The owner of the vineyard is God the Father who was compelled by grace, willing to go to the marketplace not just once but 5 times. The Jewish workday began at 6:00 AM when the landowner would have hired the first workers, he then went back to hire at 9am, noon, 3pm and even as late as 5pm when most plantations would have been winding down for the day. The last laborers who were waiting for work at this time of the day would have lost hope. But on this particular day everything was different, because of grace, he was hiring not because of His need but because of theirs. It is clear that his interest was not only in the vineyard but in people.

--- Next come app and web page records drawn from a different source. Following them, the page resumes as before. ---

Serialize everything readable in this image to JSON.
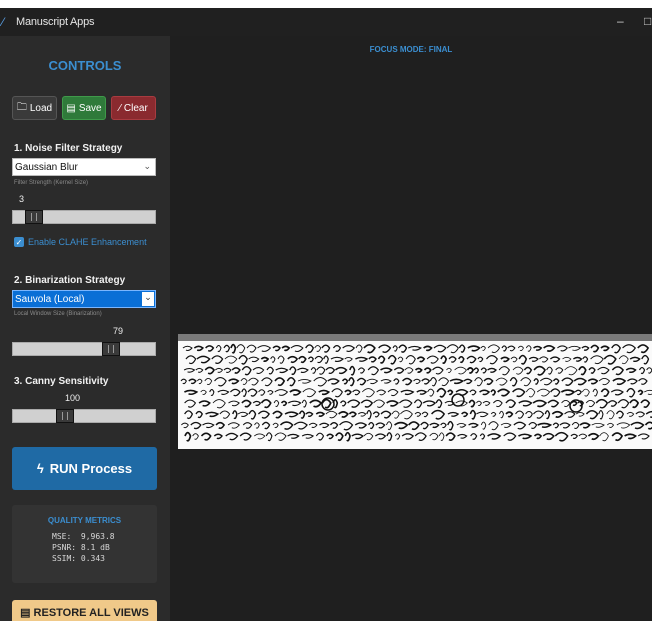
{
  "window": {
    "title": "Manuscript Apps",
    "min_glyph": "–",
    "max_glyph": "□",
    "icon": "app-icon"
  },
  "sidebar": {
    "heading": "CONTROLS",
    "buttons": {
      "load": "Load",
      "save": "Save",
      "clear": "Clear"
    },
    "noise": {
      "section_label": "1. Noise Filter Strategy",
      "selected": "Gaussian Blur",
      "sub_label": "Filter Strength (Kernel Size)",
      "value": "3",
      "level": 0.1
    },
    "clahe": {
      "label": "Enable CLAHE Enhancement",
      "checked": true
    },
    "binarization": {
      "section_label": "2. Binarization Strategy",
      "selected": "Sauvola (Local)",
      "sub_label": "Local Window Size (Binarization)",
      "value": "79",
      "level": 0.72
    },
    "canny": {
      "section_label": "3. Canny Sensitivity",
      "value": "100",
      "level": 0.35
    },
    "run_label": "RUN Process",
    "metrics": {
      "title": "QUALITY METRICS",
      "mse": "MSE:  9,963.8",
      "psnr": "PSNR: 8.1 dB",
      "ssim": "SSIM: 0.343"
    },
    "restore_label": "RESTORE ALL VIEWS"
  },
  "main": {
    "focus_mode": "FOCUS MODE: FINAL"
  },
  "colors": {
    "accent": "#3b8ed0",
    "save": "#2f7a3a",
    "clear": "#8a2a2f",
    "run": "#1f6aa5",
    "restore": "#f0c989"
  }
}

One of the names of God is Jehovah Jireh, which means “The LORD Will Provide” it is the name memorialized by Abraham when God provided the ram to be sacrificed in place of Isaac, Genesis 22:14. Philippians 4:19: says: “And my God shall supply all your need according to His riches in glory by Christ Jesus.” Hebrews 4:16 tells us to: “come boldly to the throne of grace, that we may obtain mercy and find grace to help in time of need.” And Matthew 6:8 reminds us that: “your Father knows the things you have need of before you ask Him.” We have a gracious and giving God, One who not only knows our needs, but desires to meet them with His goodness and grace. Scripture says that he doesn’t just want to give us a few blessings but to blow the doors off, Malachi 3:10 “Bring your whole tithe to the store house and I will open the windows of heaven and pour you out blessings you won’t have room to receive.” David talked about how generous a giver God was in Psalm 23:5 when he said, “He anoints my head with oil, my cup runs over.” Grace is what separates Christianity from all other religions, for grace is a gift that costs everything to the giver and nothing to the receiver. Jesus did all the work when he died on the cross, he is the One who said “It is Finished” While Christianity is defined by what is done, all the other religions are consumed with what we have to do. You see there is nothing that we can add, He paid it all and that’s why He alone gets the glory. God’s grace is given to those who don’t deserve it, barely recognize it, and rarely appreciate it. When it comes to grace we often don’t get it, we may use the word repeatedly but do we really understand it. Grace teaches us that God does for others what we would never do for them, because we focus on the cost while Christ focused on the cross. For the workers in the fields, the typical payment back then would have been the same as now, first come first served. Not surprisingly, Jesus turns it all upside down so that the last are first served. You see this wasn’t about business it was about blessing. As Jesus brings this parable to its conclusion he reminds us that “the last will be first, and the first will be last.” In the kingdom of God, our perceived position is of no importance because God shows no partiality. At the end when we stand before our Savior there will be no distinctions between preachers and prostitutes. No one is worthier than another to receive salvation, we are all unworthy, not worthless, but unworthy. In God’s economy things are often just the opposite of what we expect. The problem with grace is that it has an edge to it. It’s challenging, even disturbing, because grace is not our go to. We like the idea of grace but grace is not an abstract idea it’s a concrete reality. Grace is not something just to look at but something to live out, yet if you don’t really get grace you will never give it. Let me ask you how grounded in grace are you? Our confidence and joy in this life is not based on what we have or what we do but rather in who we have. Are you thankful for grace or are you taking it for granted? When was the last time you thanked God for His generosity of grace?